Warsaw originally had far less office space than Prague, but it has far surpassed us today. In addition, 22,000 apartments were built in Warsaw last year and only 5,000 in Prague. The second thing is that 1.8 million Ukrainians allegedly live in Poland whereas in our country, it is 100,000. In other words, let us now ask the question that we would already have the new building law, if it is not destroyed by any post-election group again. Then it would be one of the best actions carried out by politicians of the entire post-revolutionary era.
But the building law alone does not solve this…
Then we need to adjust the standards, which are stricter than elsewhere – whether it’s sunlight, lighting, noise, or even distances that are to be kept… And there is another thing: the workforce. Even if we have a good building law and constructions are permitted faster, who will build them? Today, there is desperately little construction but the people are not there anyway.
Let’s return to Prague 4, please. What are your company goals?
We remain a local entity, an urban developer, but also a long-term investor and our goal is to complete BB Centrum. Which, at this time, also includes the Oliva project, which is under construction and includes about six stages, and the development and nice completion of the surroundings of the Roztyly underground station. These are projects with a horizon of the year 2030, or at a maximum of 2031. And then, of course, it is the development of the Budějovická underground station. Truth be told, when you look at the underground stations in this part of Prague, it is one despair after another – Roztyly, Kačerov, Budějovická, Pankrác, Pražského povstání and Vyšehrad. Sadly, one has to admit that most of those stations looked better under the Bolsheviks than they do now. That’s just awful. Pankrác was supposed to be the natural centre of Prague 4 from 1990. Even the Bolsheviks were already preparing it that way… As a result, Pankrác is a frightening example of an uncoordinated development. There are many nice buildings that are nice themselves, but what about the space between them? One feels sad when one looks there. If the developer does not adjust the area right away, in coordination with the city, it will never happen later on.

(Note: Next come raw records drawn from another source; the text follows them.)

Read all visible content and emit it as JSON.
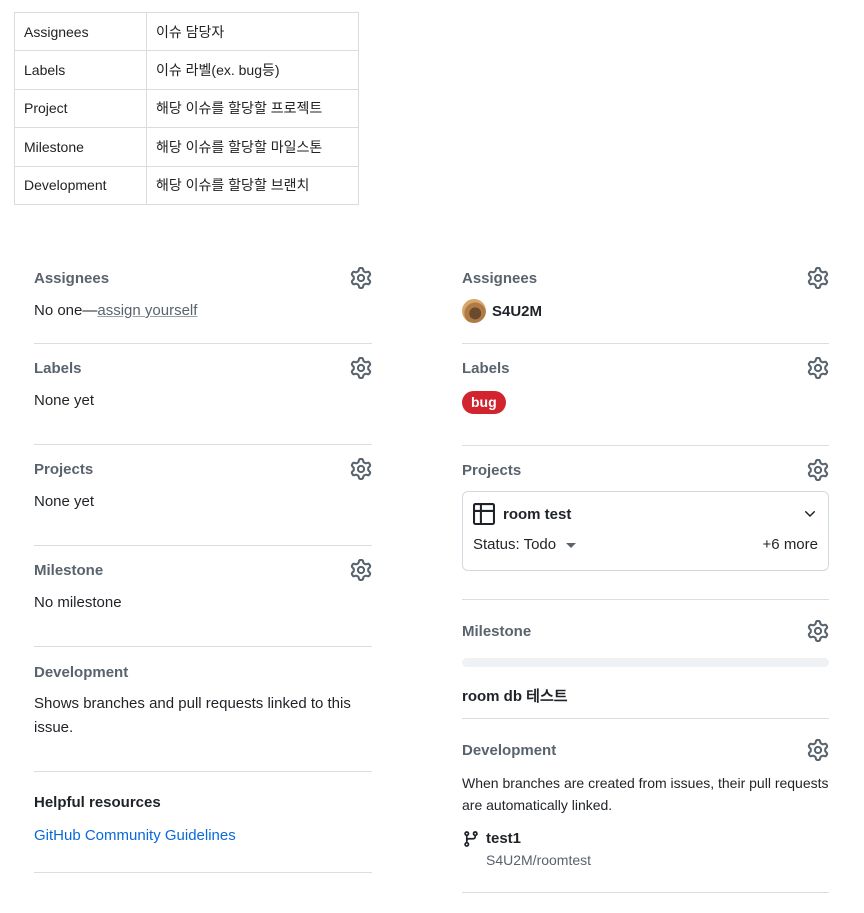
{
  "field_table": [
    {
      "key": "Assignees",
      "value": "이슈 담당자"
    },
    {
      "key": "Labels",
      "value": "이슈 라벨(ex. bug등)"
    },
    {
      "key": "Project",
      "value": "해당 이슈를 할당할 프로젝트"
    },
    {
      "key": "Milestone",
      "value": "해당 이슈를 할당할 마일스톤"
    },
    {
      "key": "Development",
      "value": "해당 이슈를 할당할 브랜치"
    }
  ],
  "left": {
    "assignees": {
      "title": "Assignees",
      "prefix": "No one—",
      "link": "assign yourself"
    },
    "labels": {
      "title": "Labels",
      "value": "None yet"
    },
    "projects": {
      "title": "Projects",
      "value": "None yet"
    },
    "milestone": {
      "title": "Milestone",
      "value": "No milestone"
    },
    "development": {
      "title": "Development",
      "value": "Shows branches and pull requests linked to this issue."
    },
    "helpful": {
      "title": "Helpful resources",
      "link": "GitHub Community Guidelines"
    }
  },
  "right": {
    "assignees": {
      "title": "Assignees",
      "user": "S4U2M"
    },
    "labels": {
      "title": "Labels",
      "label": "bug",
      "label_color": "#d1242f"
    },
    "projects": {
      "title": "Projects",
      "project_name": "room test",
      "status": "Status: Todo",
      "more": "+6 more"
    },
    "milestone": {
      "title": "Milestone",
      "progress": 0,
      "name": "room db 테스트"
    },
    "development": {
      "title": "Development",
      "text": "When branches are created from issues, their pull requests are automatically linked.",
      "branch": "test1",
      "repo": "S4U2M/roomtest"
    }
  },
  "icons": {
    "gear": "gear-icon",
    "table": "table-icon",
    "chevron": "chevron-down-icon",
    "branch": "git-branch-icon"
  },
  "colors": {
    "muted": "#59636e",
    "link": "#0969da",
    "border": "#d8dee4"
  }
}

Pankrác is also related to the issue of high-rise buildings…
If you look at Bratislava, you will see that there are ten times more high-rise buildings compared to Prague. And there is also a view of them from Bratislava Castle and they alone offer views of the castle. These buildings create a nice landmark of Bratislava. I don’t think any sensible people want to attack the historic city centre. That is untouchable. But in all other parts of inner Prague and the outskirts, there could already be hundreds and hundreds of buildings of a height between 70 and 120 m. Now, we are sitting in Philadelphia, on the 17th floor – it is the tallest administrative building in Prague built after the revolution. This is a disgrace to Prague.
There is currently a passionate discussion held about the skyscraper project by architects Eva Jiřičná and Petr Vágner planned in Ostrava.
This is Czech small-mindedness. All we can do is punish ourselves in order to remain a second-class nation. All the debates that are held regarding high-rise buildings here, all the reference to UNESCO… Prague does not need UNESCO, but UNESCO needs Prague. It is absolutely unacceptable for some UNESCO to dictate to us the height of buildings in Prague!
We should end in a positive way: What do you wish for?
I think that the positive thing about all we have been discussing is that we can change it, that we do not have to remain a secondary nation; we do not have to remain a country with the most desperate construction legislation. We can change all this and it can then serve as a tool for the prosperity of the Czech nation. If this country continues developing and has more inhabitants, then the probability that people will receive their pensions even after 2030 will increase. That is how I would conclude it.
Arnošt Wagner / Photo: PASSERINVEST GROUP